102-year-old musician Nguyễn Vĩnh Bảo, a researcher of tài tử music, a genre of traditional music unique to southern Việt Nam, introduces his book Nguyễn Vĩnh Bảo – Những Giai Điệu Cuộc Đời (Nguyễn Vĩnh Bảo – Melodies of Life) in Đồng Tháp Province. — Photo baodongthap.vn
ĐỒNG THÁP — The Cửu Long (Mekong) Delta province of Đồng Tháp has released a book on life and career of 102-year-old musician Nguyễn Vĩnh Bảo, a researcher of tài tử music, a genre of traditional music unique to southern Việt Nam.
The 350-page book, Nguyễn Vĩnh Bảo – Những Giai Điệu Cuộc Đời (Nguyễn Vĩnh Bảo – Melodies of Life), includes photos on Bảo’s daily life and his career activities. It also features articles about his great contributions to preserving and developing tài tử music.
Tài tử music is considered the prototype for vọng cổ (nostalgia) and cải lương (reformed opera) of the south. It began about 100 years ago and is associated with farmers who sing in the fields or while relaxing at the end of a hard day.
The music is performed at traditional festivals, weddings and death anniversaries in southern provinces.

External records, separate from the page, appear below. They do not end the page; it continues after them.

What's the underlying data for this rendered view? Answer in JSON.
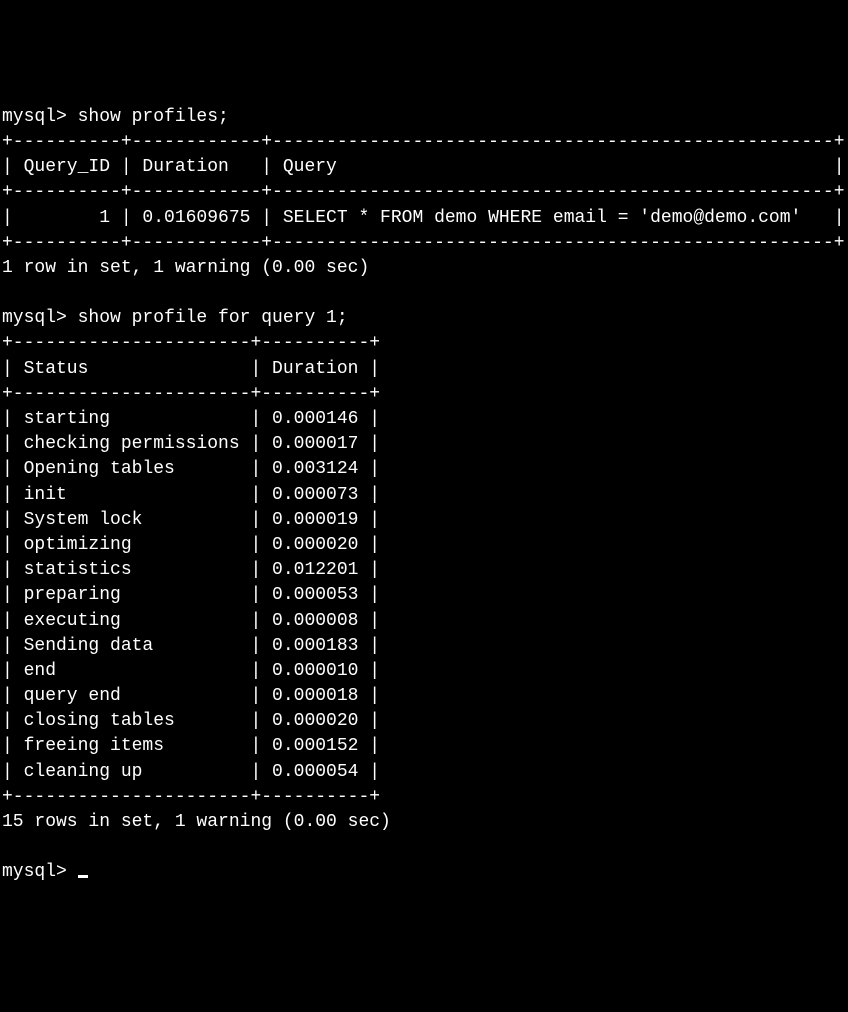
{
  "prompt1": "mysql> show profiles;",
  "table1": {
    "top_border": "+----------+------------+----------------------------------------------------+",
    "header": "| Query_ID | Duration   | Query                                              |",
    "header_border": "+----------+------------+----------------------------------------------------+",
    "row1": "|        1 | 0.01609675 | SELECT * FROM demo WHERE email = 'demo@demo.com'   |",
    "bottom_border": "+----------+------------+----------------------------------------------------+"
  },
  "result1": "1 row in set, 1 warning (0.00 sec)",
  "blank": "",
  "prompt2": "mysql> show profile for query 1;",
  "table2": {
    "top_border": "+----------------------+----------+",
    "header": "| Status               | Duration |",
    "header_border": "+----------------------+----------+",
    "rows": [
      "| starting             | 0.000146 |",
      "| checking permissions | 0.000017 |",
      "| Opening tables       | 0.003124 |",
      "| init                 | 0.000073 |",
      "| System lock          | 0.000019 |",
      "| optimizing           | 0.000020 |",
      "| statistics           | 0.012201 |",
      "| preparing            | 0.000053 |",
      "| executing            | 0.000008 |",
      "| Sending data         | 0.000183 |",
      "| end                  | 0.000010 |",
      "| query end            | 0.000018 |",
      "| closing tables       | 0.000020 |",
      "| freeing items        | 0.000152 |",
      "| cleaning up          | 0.000054 |"
    ],
    "bottom_border": "+----------------------+----------+"
  },
  "result2": "15 rows in set, 1 warning (0.00 sec)",
  "prompt3": "mysql> ",
  "chart_data": {
    "type": "table",
    "tables": [
      {
        "title": "show profiles",
        "columns": [
          "Query_ID",
          "Duration",
          "Query"
        ],
        "rows": [
          [
            1,
            0.01609675,
            "SELECT * FROM demo WHERE email = 'demo@demo.com'"
          ]
        ]
      },
      {
        "title": "show profile for query 1",
        "columns": [
          "Status",
          "Duration"
        ],
        "rows": [
          [
            "starting",
            0.000146
          ],
          [
            "checking permissions",
            1.7e-05
          ],
          [
            "Opening tables",
            0.003124
          ],
          [
            "init",
            7.3e-05
          ],
          [
            "System lock",
            1.9e-05
          ],
          [
            "optimizing",
            2e-05
          ],
          [
            "statistics",
            0.012201
          ],
          [
            "preparing",
            5.3e-05
          ],
          [
            "executing",
            8e-06
          ],
          [
            "Sending data",
            0.000183
          ],
          [
            "end",
            1e-05
          ],
          [
            "query end",
            1.8e-05
          ],
          [
            "closing tables",
            2e-05
          ],
          [
            "freeing items",
            0.000152
          ],
          [
            "cleaning up",
            5.4e-05
          ]
        ]
      }
    ]
  }
}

In 2013, it was recognised as an Intangible Cultural Heritage of Humanity by UNESCO.
Nguyễn Vĩnh Bảo – Những Giai Điệu Cuộc Đời is written and compiled by well-known Vietnamese music researchers led by Professor Nguyễn Thuyết Phong, and printed by the Việt Nam Writers’ Association Publishing House.
Born in Sa Đéc Province (now Đồng Tháp), Bảo wrote his first pieces of tài tử when he was just six. They are for kìm or nguyệt (two-chord guitar) and nhị (two-chord fiddle), two iconic Vietnamese musical instruments.
He played many instruments like the đàn bầu (monochord) and đàn tranh (16-chord zither). He improved the latter, creating zithers with 17, 18 and 19 chords that are more melodious.
He has travelled to many countries, such as Japan and the US, to perform and offer lessons and talks about Vietnamese music.
He wrote and edited many books and documents on traditional music and how to play music in three languages of Vietnamese, French and English.
In 2008, Bảo received the Officier des Arts et des Lettres from French Government in recognition of his contributions to and propagation of art and literature.
He was conferred the Prime Minister’s Certificate of Merit for his contributions to Vietnamese music in 2014.
Bảo has gifted his new books to schools and libraries to encourage young people to learn about traditional music and folks songs. — VNS